5 bells, a Bedfordshire tradition from the 16th century. It is a very heavy
set, probably among the heaviest 5 bell ring in the world.
They date from 1575 and had a final recasting in1637. They were re-erected in 1750 after the tower collapse and rehung in1882.
They were rung to commemorate the failure of the Gunpowder Plot.
There is a sixth small bell above the main peal, a ‘Priests Bell’ or sanctus or ‘stinte’ or ‘saunce’ bell. It is sounded 3 times. (This bell has a habit of keeping on swinging - and needs skill to operate!) It is of unknown origin but a rope was bought for it in 1599 and it was recast in 1626. It is used to summon ratepayers and to announce the curfew. Recast again in 1828.
The forces on the tower when the bells are rung is considerable. The forces when a bell is rung is 4.5 times weight of bell. The vertical force is absorbed by the bell frame and transmitted by beams and tower masonry to the foundations. Horizontal force is 2.5 times weight.
This force travels laterally to the tower fabric and can be problematic as the resonant frequency could coincide with that of the tower structure.
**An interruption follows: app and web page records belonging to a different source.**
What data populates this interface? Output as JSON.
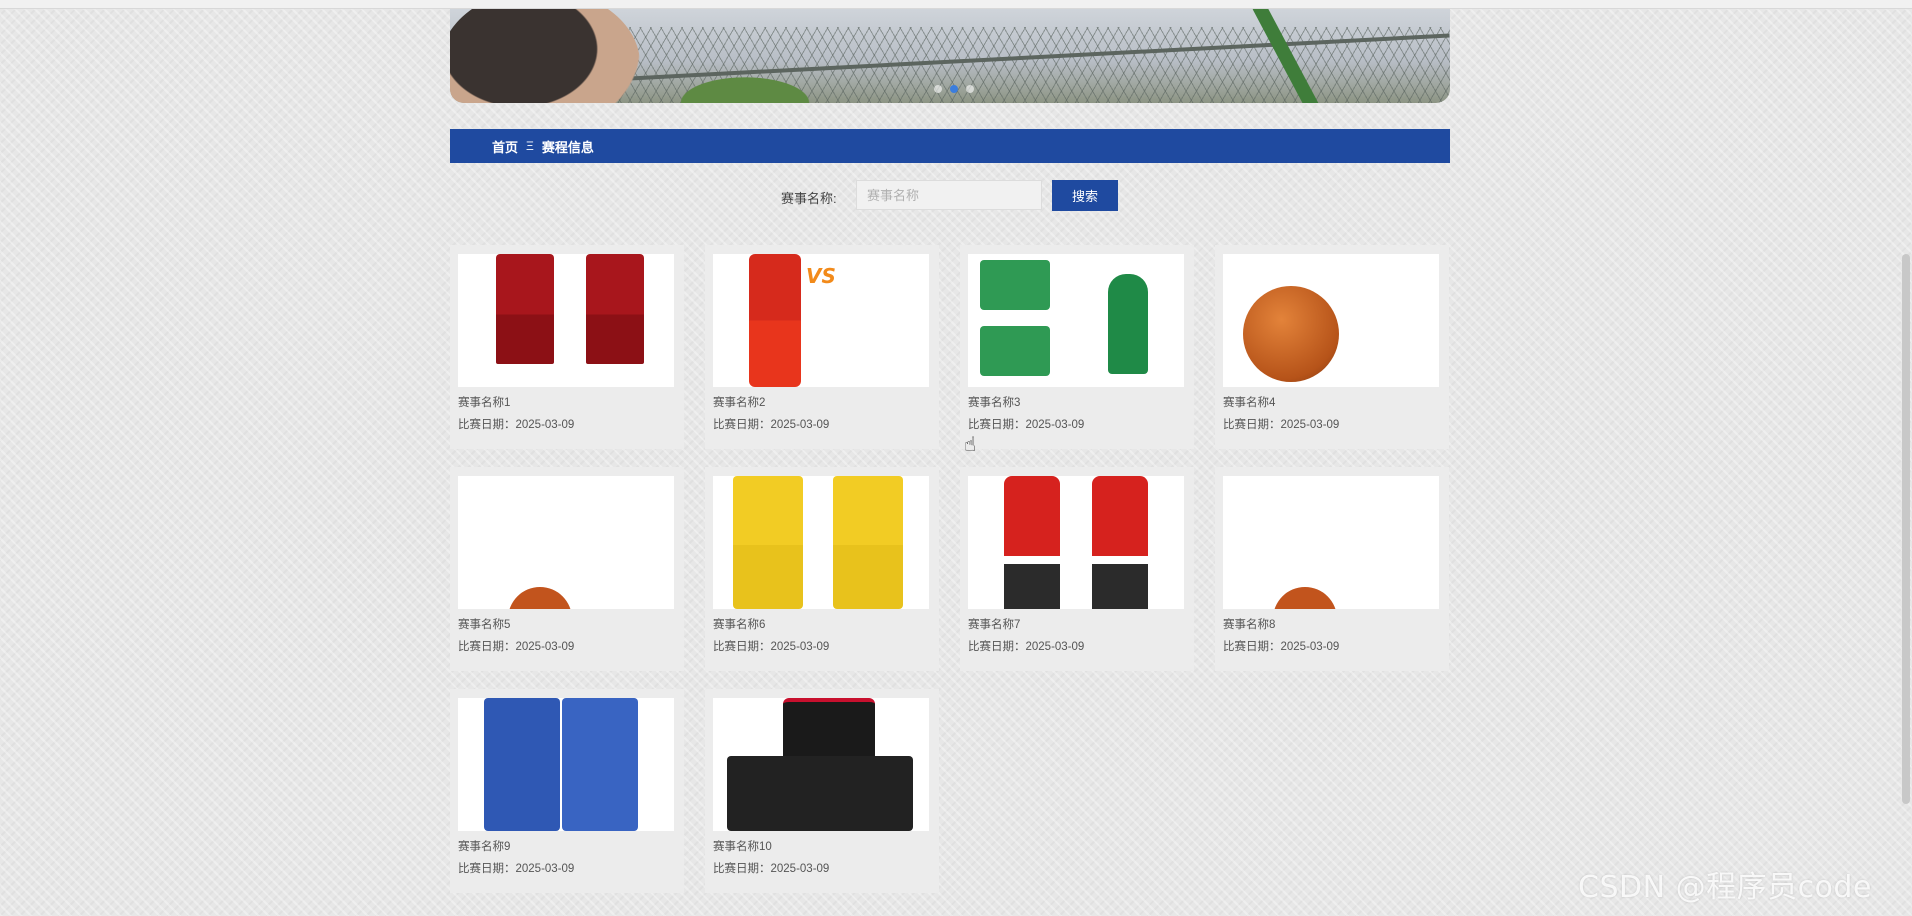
{
  "breadcrumb": {
    "home": "首页",
    "separator": "Ξ",
    "current": "赛程信息"
  },
  "search": {
    "label": "赛事名称:",
    "placeholder": "赛事名称",
    "value": "",
    "button": "搜索"
  },
  "matches": [
    {
      "name": "赛事名称1",
      "date_label": "比赛日期：2025-03-09",
      "image": "red-basketball-kit"
    },
    {
      "name": "赛事名称2",
      "date_label": "比赛日期：2025-03-09",
      "image": "china-vs-kids"
    },
    {
      "name": "赛事名称3",
      "date_label": "比赛日期：2025-03-09",
      "image": "green-celtics-jerseys"
    },
    {
      "name": "赛事名称4",
      "date_label": "比赛日期：2025-03-09",
      "image": "basketball-on-court"
    },
    {
      "name": "赛事名称5",
      "date_label": "比赛日期：2025-03-09",
      "image": "basketball-net"
    },
    {
      "name": "赛事名称6",
      "date_label": "比赛日期：2025-03-09",
      "image": "yellow-basketball-kit"
    },
    {
      "name": "赛事名称7",
      "date_label": "比赛日期：2025-03-09",
      "image": "china-red-kit"
    },
    {
      "name": "赛事名称8",
      "date_label": "比赛日期：2025-03-09",
      "image": "basketball-net"
    },
    {
      "name": "赛事名称9",
      "date_label": "比赛日期：2025-03-09",
      "image": "clippers-blue-jersey"
    },
    {
      "name": "赛事名称10",
      "date_label": "比赛日期：2025-03-09",
      "image": "sixers-black-kit"
    }
  ],
  "watermark": "CSDN @程序员code",
  "colors": {
    "primary": "#1f4aa0",
    "card_bg": "#ececec",
    "text": "#555555"
  }
}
Change ringing started in 1632 and there is some speculation that this may have weakened the tower and contributed to its collapse during the 1701 storm.